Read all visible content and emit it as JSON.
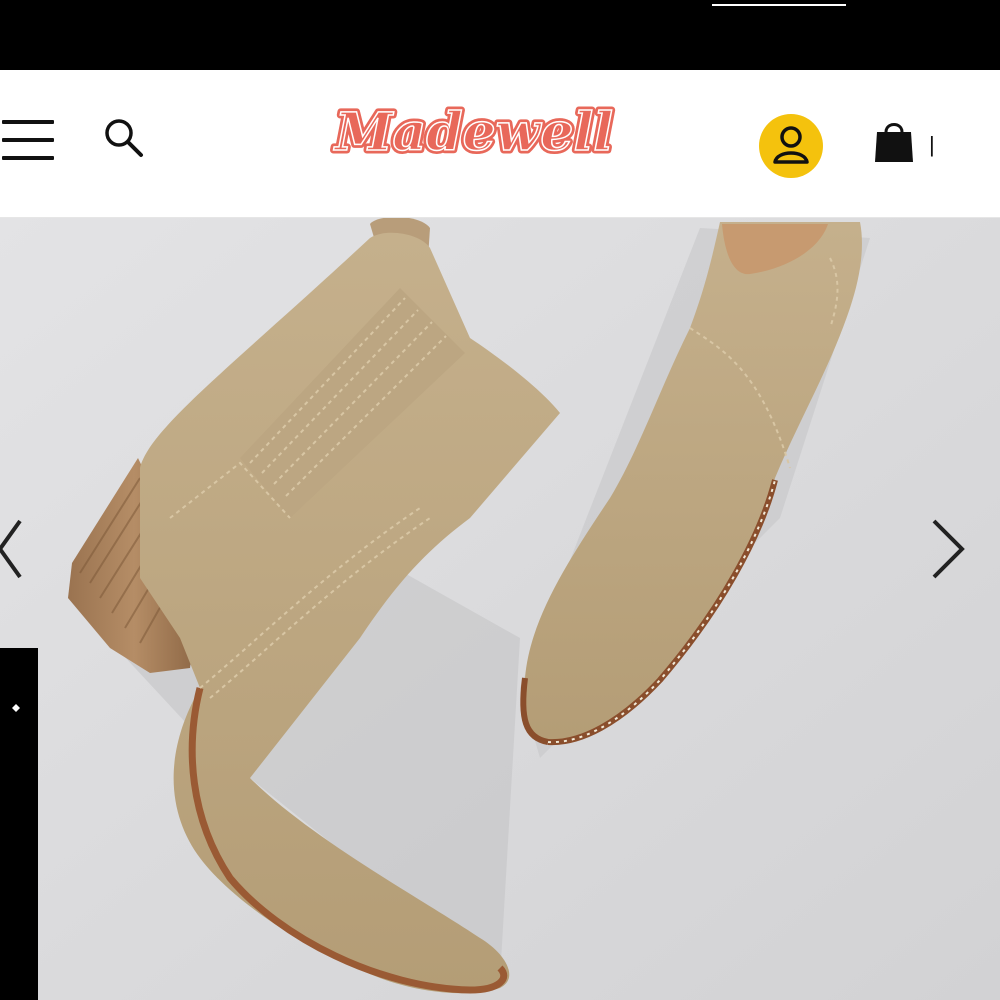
{
  "promo": {
    "text": "",
    "link_text": ""
  },
  "header": {
    "logo_text": "Madewell",
    "menu_icon": "hamburger-menu-icon",
    "search_icon": "search-icon",
    "account_icon": "user-icon",
    "bag_icon": "shopping-bag-icon",
    "bag_count": "|",
    "accent_color": "#f4c20d",
    "logo_color": "#e8685a"
  },
  "gallery": {
    "product": "tan suede western ankle boots with stacked wooden heel",
    "prev_icon": "chevron-left-icon",
    "next_icon": "chevron-right-icon",
    "background_color": "#d8d8da"
  },
  "side_tab": {
    "text": "",
    "icon": "sparkle-icon"
  }
}
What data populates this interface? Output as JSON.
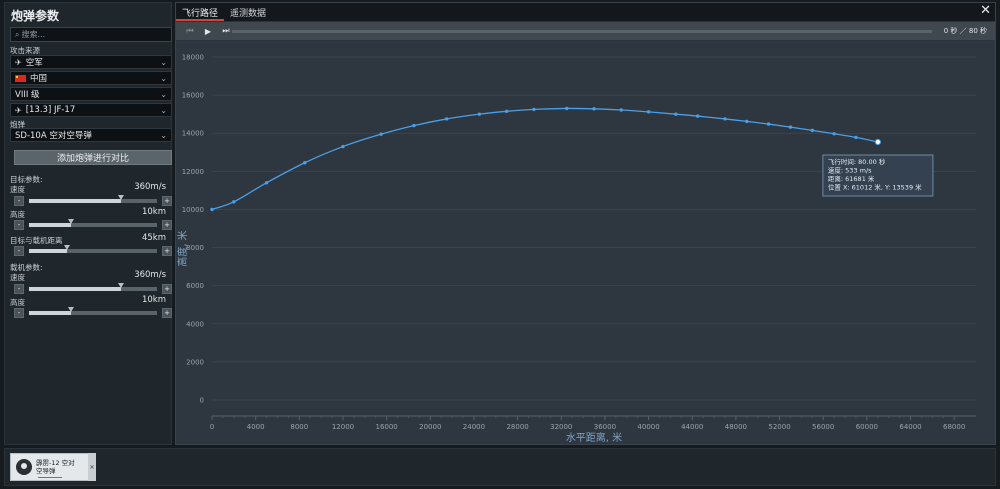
{
  "left": {
    "title": "炮弹参数",
    "search_placeholder": "搜索...",
    "attack_source_label": "攻击来源",
    "source_dropdown": "空军",
    "country_dropdown": "中国",
    "rank_dropdown": "VIII 级",
    "aircraft_dropdown": "[13.3] JF-17",
    "shell_label": "炮弹",
    "shell_dropdown": "SD-10A 空对空导弹",
    "add_compare_button": "添加炮弹进行对比",
    "target_params_label": "目标参数:",
    "target_speed_label": "速度",
    "target_speed_value": "360m/s",
    "target_speed_level": 0.72,
    "target_alt_label": "高度",
    "target_alt_value": "10km",
    "target_alt_level": 0.33,
    "distance_label": "目标与载机距离",
    "distance_value": "45km",
    "distance_level": 0.3,
    "carrier_params_label": "载机参数:",
    "carrier_speed_label": "速度",
    "carrier_speed_value": "360m/s",
    "carrier_speed_level": 0.72,
    "carrier_alt_label": "高度",
    "carrier_alt_value": "10km",
    "carrier_alt_level": 0.33,
    "minus_label": "-",
    "plus_label": "+"
  },
  "tabs": [
    {
      "label": "飞行路径",
      "active": true
    },
    {
      "label": "遥测数据",
      "active": false
    }
  ],
  "player": {
    "time_readout": "0 秒 ／ 80 秒",
    "progress": 0
  },
  "tooltip": {
    "line1": "飞行时间:  80.00 秒",
    "line2": "速度:  533 m/s",
    "line3": "距离:  61681 米",
    "line4": "位置 X:  61012 米,  Y:  13539 米"
  },
  "bottom": {
    "card_label": "霹雳-12 空对空导弹",
    "card_close": "×"
  },
  "colors": {
    "line": "#4a9fe8",
    "accent_tab": "#d4433a"
  },
  "chart_data": {
    "type": "line",
    "xlabel": "水平距离, 米",
    "ylabel": "高度, 米",
    "xlim": [
      0,
      70000
    ],
    "ylim": [
      0,
      18000
    ],
    "x_ticks": [
      0,
      4000,
      8000,
      12000,
      16000,
      20000,
      24000,
      28000,
      32000,
      36000,
      40000,
      44000,
      48000,
      52000,
      56000,
      60000,
      64000,
      68000
    ],
    "y_ticks": [
      0,
      2000,
      4000,
      6000,
      8000,
      10000,
      12000,
      14000,
      16000,
      18000
    ],
    "grid": true,
    "series": [
      {
        "x": [
          0,
          2000,
          5000,
          8500,
          12000,
          15500,
          18500,
          21500,
          24500,
          27000,
          29500,
          32500,
          35000,
          37500,
          40000,
          42500,
          44500,
          47000,
          49000,
          51000,
          53000,
          55000,
          57000,
          59000,
          61012
        ],
        "y": [
          10000,
          10400,
          11400,
          12450,
          13300,
          13950,
          14400,
          14750,
          15000,
          15150,
          15250,
          15300,
          15280,
          15220,
          15120,
          15000,
          14900,
          14750,
          14620,
          14480,
          14320,
          14150,
          13970,
          13780,
          13539
        ]
      }
    ]
  }
}
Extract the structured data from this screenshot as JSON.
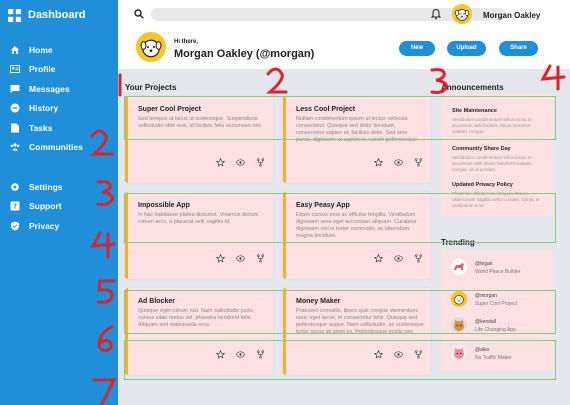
{
  "sidebar": {
    "title": "Dashboard",
    "items": [
      {
        "label": "Home",
        "icon": "home-icon"
      },
      {
        "label": "Profile",
        "icon": "profile-icon"
      },
      {
        "label": "Messages",
        "icon": "messages-icon"
      },
      {
        "label": "History",
        "icon": "history-icon"
      },
      {
        "label": "Tasks",
        "icon": "tasks-icon"
      },
      {
        "label": "Communities",
        "icon": "communities-icon"
      }
    ],
    "bottom_items": [
      {
        "label": "Settings",
        "icon": "settings-icon"
      },
      {
        "label": "Support",
        "icon": "support-icon"
      },
      {
        "label": "Privacy",
        "icon": "privacy-icon"
      }
    ]
  },
  "topbar": {
    "search_placeholder": "",
    "user_name": "Morgan Oakley"
  },
  "header": {
    "greeting": "Hi there,",
    "name_handle": "Morgan Oakley (@morgan)",
    "buttons": [
      "New",
      "Upload",
      "Share"
    ]
  },
  "projects": {
    "title": "Your Projects",
    "cards": [
      {
        "title": "Super Cool Project",
        "desc": "Sed tempus ut lacus ut scelerisque. Suspendisse sollicitudin nibh erat, id facilisis felis accumsan nec."
      },
      {
        "title": "Less Cool Project",
        "desc": "Nullam condimentum ipsum ut lectus vehicula consectetur. Quisque sed dolor tincidunt, consectetur sapien et, facilisis dolor. Sed sem purus, dignissim ut sapien in, rutrum pellentesque lacus."
      },
      {
        "title": "Impossible App",
        "desc": "In hac habitasse platea dictumst. Vivamus dictum rutrum arcu, a placerat velit sagittis id."
      },
      {
        "title": "Easy Peasy App",
        "desc": "Etiam cursus eros ac efficitur fringilla. Vestibulum dignissim urna eget accumsan aliquam. Curabitur dignissim nisi in tortor commodo, ac bibendum magna tincidunt."
      },
      {
        "title": "Ad Blocker",
        "desc": "Quisque eget rutrum nisl. Nam sollicitudin justo, cursus vitae metus vel, pharetra hendrerit felis. Aliquam sed malesuada eros."
      },
      {
        "title": "Money Maker",
        "desc": "Praesent convallis, libero quis congue elementum, nunc eget lacus, et consectetur felis. Quisque sed pellentesque augue. Nam sollicitudin, ac scelerisque tortor purus sit amet ex. Pellentesque mollis nec enim vel dapibus."
      }
    ]
  },
  "announcements": {
    "title": "Announcements",
    "items": [
      {
        "title": "Site Maintenance",
        "text": "Vestibulum condimentum tellus lacus, in accumsan velit facilisis. Etiam hendrerit sodales congue."
      },
      {
        "title": "Community Share Day",
        "text": "Vestibulum condimentum tellus lacus, in accumsan velit. Etiam hendrerit sodales congue, sit ut pretium."
      },
      {
        "title": "Updated Privacy Policy",
        "text": "Phasellus efficitur nisi sit ligula. Donec ullamcorper sagittis velit in ornare. Donec et vestibulum eros."
      }
    ]
  },
  "trending": {
    "title": "Trending",
    "items": [
      {
        "user": "@tegan",
        "text": "World Peace Builder"
      },
      {
        "user": "@morgan",
        "text": "Super Cool Project"
      },
      {
        "user": "@kendall",
        "text": "Life Changing App"
      },
      {
        "user": "@alex",
        "text": "No Traffic Maker"
      }
    ]
  },
  "overlay_annotations": [
    "1",
    "2",
    "3",
    "4",
    "2",
    "3",
    "4",
    "5",
    "6",
    "7"
  ],
  "colors": {
    "sidebar": "#1e8fd8",
    "accent": "#1e8fd8",
    "card_bg": "#fde1e2",
    "card_stripe": "#f0b429",
    "main_bg": "#e4e6eb",
    "annotation_red": "#e0202a",
    "annotation_green": "#7fcf8a"
  }
}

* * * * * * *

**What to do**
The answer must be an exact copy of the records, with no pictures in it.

**Response box**
Read all visible content and emit it as JSON.
{
  "promo": {
    "text": "",
    "link_text": ""
  },
  "header": {
    "logo_text": "Madewell",
    "menu_icon": "hamburger-menu-icon",
    "search_icon": "search-icon",
    "account_icon": "user-icon",
    "bag_icon": "shopping-bag-icon",
    "bag_count": "|",
    "accent_color": "#f4c20d",
    "logo_color": "#e8685a"
  },
  "gallery": {
    "product": "tan suede western ankle boots with stacked wooden heel",
    "prev_icon": "chevron-left-icon",
    "next_icon": "chevron-right-icon",
    "background_color": "#d8d8da"
  },
  "side_tab": {
    "text": "",
    "icon": "sparkle-icon"
  }
}
What data populates this interface? Output as JSON.
{
  "left": {
    "title": "炮弹参数",
    "search_placeholder": "搜索...",
    "attack_source_label": "攻击来源",
    "source_dropdown": "空军",
    "country_dropdown": "中国",
    "rank_dropdown": "VIII 级",
    "aircraft_dropdown": "[13.3] JF-17",
    "shell_label": "炮弹",
    "shell_dropdown": "SD-10A 空对空导弹",
    "add_compare_button": "添加炮弹进行对比",
    "target_params_label": "目标参数:",
    "target_speed_label": "速度",
    "target_speed_value": "360m/s",
    "target_speed_level": 0.72,
    "target_alt_label": "高度",
    "target_alt_value": "10km",
    "target_alt_level": 0.33,
    "distance_label": "目标与载机距离",
    "distance_value": "45km",
    "distance_level": 0.3,
    "carrier_params_label": "载机参数:",
    "carrier_speed_label": "速度",
    "carrier_speed_value": "360m/s",
    "carrier_speed_level": 0.72,
    "carrier_alt_label": "高度",
    "carrier_alt_value": "10km",
    "carrier_alt_level": 0.33,
    "minus_label": "-",
    "plus_label": "+"
  },
  "tabs": [
    {
      "label": "飞行路径",
      "active": true
    },
    {
      "label": "遥测数据",
      "active": false
    }
  ],
  "player": {
    "time_readout": "0 秒 ／ 80 秒",
    "progress": 0
  },
  "tooltip": {
    "line1": "飞行时间:  80.00 秒",
    "line2": "速度:  533 m/s",
    "line3": "距离:  61681 米",
    "line4": "位置 X:  61012 米,  Y:  13539 米"
  },
  "bottom": {
    "card_label": "霹雳-12 空对空导弹",
    "card_close": "×"
  },
  "colors": {
    "line": "#4a9fe8",
    "accent_tab": "#d4433a"
  },
  "chart_data": {
    "type": "line",
    "xlabel": "水平距离, 米",
    "ylabel": "高度, 米",
    "xlim": [
      0,
      70000
    ],
    "ylim": [
      0,
      18000
    ],
    "x_ticks": [
      0,
      4000,
      8000,
      12000,
      16000,
      20000,
      24000,
      28000,
      32000,
      36000,
      40000,
      44000,
      48000,
      52000,
      56000,
      60000,
      64000,
      68000
    ],
    "y_ticks": [
      0,
      2000,
      4000,
      6000,
      8000,
      10000,
      12000,
      14000,
      16000,
      18000
    ],
    "grid": true,
    "series": [
      {
        "x": [
          0,
          2000,
          5000,
          8500,
          12000,
          15500,
          18500,
          21500,
          24500,
          27000,
          29500,
          32500,
          35000,
          37500,
          40000,
          42500,
          44500,
          47000,
          49000,
          51000,
          53000,
          55000,
          57000,
          59000,
          61012
        ],
        "y": [
          10000,
          10400,
          11400,
          12450,
          13300,
          13950,
          14400,
          14750,
          15000,
          15150,
          15250,
          15300,
          15280,
          15220,
          15120,
          15000,
          14900,
          14750,
          14620,
          14480,
          14320,
          14150,
          13970,
          13780,
          13539
        ]
      }
    ]
  }
}
Extract the structured data from this screenshot as JSON.
{
  "sidebar": {
    "title": "Dashboard",
    "items": [
      {
        "label": "Home",
        "icon": "home-icon"
      },
      {
        "label": "Profile",
        "icon": "profile-icon"
      },
      {
        "label": "Messages",
        "icon": "messages-icon"
      },
      {
        "label": "History",
        "icon": "history-icon"
      },
      {
        "label": "Tasks",
        "icon": "tasks-icon"
      },
      {
        "label": "Communities",
        "icon": "communities-icon"
      }
    ],
    "bottom_items": [
      {
        "label": "Settings",
        "icon": "settings-icon"
      },
      {
        "label": "Support",
        "icon": "support-icon"
      },
      {
        "label": "Privacy",
        "icon": "privacy-icon"
      }
    ]
  },
  "topbar": {
    "search_placeholder": "",
    "user_name": "Morgan Oakley"
  },
  "header": {
    "greeting": "Hi there,",
    "name_handle": "Morgan Oakley (@morgan)",
    "buttons": [
      "New",
      "Upload",
      "Share"
    ]
  },
  "projects": {
    "title": "Your Projects",
    "cards": [
      {
        "title": "Super Cool Project",
        "desc": "Sed tempus ut lacus ut scelerisque. Suspendisse sollicitudin nibh erat, id facilisis felis accumsan nec."
      },
      {
        "title": "Less Cool Project",
        "desc": "Nullam condimentum ipsum ut lectus vehicula consectetur. Quisque sed dolor tincidunt, consectetur sapien et, facilisis dolor. Sed sem purus, dignissim ut sapien in, rutrum pellentesque lacus."
      },
      {
        "title": "Impossible App",
        "desc": "In hac habitasse platea dictumst. Vivamus dictum rutrum arcu, a placerat velit sagittis id."
      },
      {
        "title": "Easy Peasy App",
        "desc": "Etiam cursus eros ac efficitur fringilla. Vestibulum dignissim urna eget accumsan aliquam. Curabitur dignissim nisi in tortor commodo, ac bibendum magna tincidunt."
      },
      {
        "title": "Ad Blocker",
        "desc": "Quisque eget rutrum nisl. Nam sollicitudin justo, cursus vitae metus vel, pharetra hendrerit felis. Aliquam sed malesuada eros."
      },
      {
        "title": "Money Maker",
        "desc": "Praesent convallis, libero quis congue elementum, nunc eget lacus, et consectetur felis. Quisque sed pellentesque augue. Nam sollicitudin, ac scelerisque tortor purus sit amet ex. Pellentesque mollis nec enim vel dapibus."
      }
    ]
  },
  "announcements": {
    "title": "Announcements",
    "items": [
      {
        "title": "Site Maintenance",
        "text": "Vestibulum condimentum tellus lacus, in accumsan velit facilisis. Etiam hendrerit sodales congue."
      },
      {
        "title": "Community Share Day",
        "text": "Vestibulum condimentum tellus lacus, in accumsan velit. Etiam hendrerit sodales congue, sit ut pretium."
      },
      {
        "title": "Updated Privacy Policy",
        "text": "Phasellus efficitur nisi sit ligula. Donec ullamcorper sagittis velit in ornare. Donec et vestibulum eros."
      }
    ]
  },
  "trending": {
    "title": "Trending",
    "items": [
      {
        "user": "@tegan",
        "text": "World Peace Builder"
      },
      {
        "user": "@morgan",
        "text": "Super Cool Project"
      },
      {
        "user": "@kendall",
        "text": "Life Changing App"
      },
      {
        "user": "@alex",
        "text": "No Traffic Maker"
      }
    ]
  },
  "overlay_annotations": [
    "1",
    "2",
    "3",
    "4",
    "2",
    "3",
    "4",
    "5",
    "6",
    "7"
  ],
  "colors": {
    "sidebar": "#1e8fd8",
    "accent": "#1e8fd8",
    "card_bg": "#fde1e2",
    "card_stripe": "#f0b429",
    "main_bg": "#e4e6eb",
    "annotation_red": "#e0202a",
    "annotation_green": "#7fcf8a"
  }
}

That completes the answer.